90 G. Schreiner (Kais. General-Consul für Egypten), Alexandra, 5 Sept. 1859, to MdA Rechberg-Rothenlöwen in Vienna, no. LVIII/2163

91 G. Schreiner, To MdA [Buol-Schauenstein] in Vienna, from Alexandria, 31 Mar. 1859, No. XVII/716. After conducting this archival research, I learned that the case in question has been thoroughly discussed by Katja Knaus in her Magister's thesis, “Afrika missioniert Afrika? Sklavenkinder in österreichischen Klöstern,” submitted to the University of Vienna in May 2010, pp. 75‒89.

92 I base my presumption that both youths were coached on the specific nature of Milan's reference to Austrian law, and on the fact that the formal interview of Mara was not conducted until she had spent three weeks in Austrian custody—before which time, she was “in too wild a condition” to give coherent answers, they explained. F39/2.

93 On capitulations in comparative context, see Benton, Law and Colonial Cultures, 108.
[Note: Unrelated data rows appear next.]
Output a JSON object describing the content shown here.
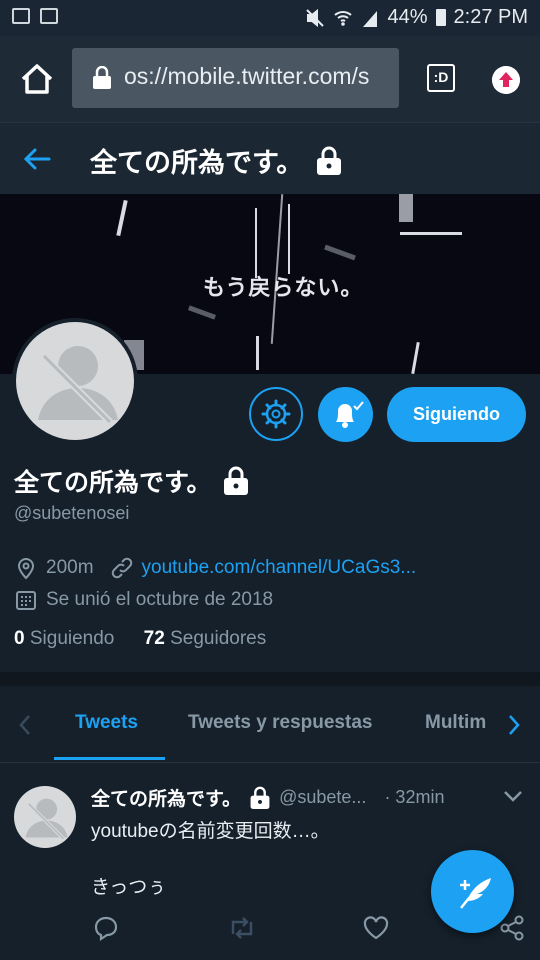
{
  "status_bar": {
    "battery": "44%",
    "time": "2:27 PM"
  },
  "browser": {
    "url": "os://mobile.twitter.com/s",
    "tab_label": ":D"
  },
  "header": {
    "title": "全ての所為です。"
  },
  "banner": {
    "caption": "もう戻らない。"
  },
  "profile": {
    "name": "全ての所為です。",
    "handle": "@subetenosei",
    "location": "200m",
    "website": "youtube.com/channel/UCaGs3...",
    "joined": "Se unió el octubre de 2018",
    "following_count": "0",
    "following_label": "Siguiendo",
    "followers_count": "72",
    "followers_label": "Seguidores",
    "follow_button": "Siguiendo"
  },
  "tabs": [
    {
      "label": "Tweets",
      "active": true
    },
    {
      "label": "Tweets y respuestas",
      "active": false
    },
    {
      "label": "Multim",
      "active": false
    }
  ],
  "tweet": {
    "name": "全ての所為です。",
    "handle": "@subete...",
    "time": "· 32min",
    "text": "youtubeの名前変更回数…。\n\nきっつぅ"
  },
  "colors": {
    "accent": "#1da1f2",
    "background": "#15202b",
    "secondary_text": "#8899a6"
  },
  "icons": [
    "home-icon",
    "lock-icon",
    "tab-icon",
    "upload-icon",
    "back-arrow-icon",
    "gear-icon",
    "bell-icon",
    "location-icon",
    "link-icon",
    "calendar-icon",
    "chevron-left-icon",
    "chevron-right-icon",
    "chevron-down-icon",
    "reply-icon",
    "retweet-icon",
    "like-icon",
    "share-icon",
    "compose-icon"
  ]
}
Save article to Kindle

To save this article to your Kindle, first ensure is added to your Approved Personal Document E-mail List under your Personal Document Settings on the Manage Your Content and Devices page of your Amazon account. Then enter the ‘name’ part of your Kindle email address below. Find out more about saving to your Kindle.

Note you can select to save to either the or variations. ‘’ emails are free but can only be saved to your device when it is connected to wi-fi. ‘’ emails can be delivered even when you are not connected to wi-fi, but note that service fees apply.

Find out more about the Kindle Personal Document Service.

The Strange, Sad Case of the “Bosnian Christian Girl”: Slavery, Conversion, and Jurisdiction on the Habsburg-Ottoman Border
Available formats

Save article to Dropbox

To save this article to your Dropbox account, please select one or more formats and confirm that you agree to abide by our usage policies. If this is the first time you used this feature, you will be asked to authorise Cambridge Core to connect with your Dropbox account. Find out more about saving content to Dropbox.

The Strange, Sad Case of the “Bosnian Christian Girl”: Slavery, Conversion, and Jurisdiction on the Habsburg-Ottoman Border
Available formats

Save article to Google Drive

To save this article to your Google Drive account, please select one or more formats and confirm that you agree to abide by our usage policies. If this is the first time you used this feature, you will be asked to authorise Cambridge Core to connect with your Google Drive account. Find out more about saving content to Google Drive.

The Strange, Sad Case of the “Bosnian Christian Girl”: Slavery, Conversion, and Jurisdiction on the Habsburg-Ottoman Border
Available formats

Reply to: Submit a response

Please enter your response.

Your details

Please enter a valid email address.

Conflicting interests

Do you have any conflicting interests? *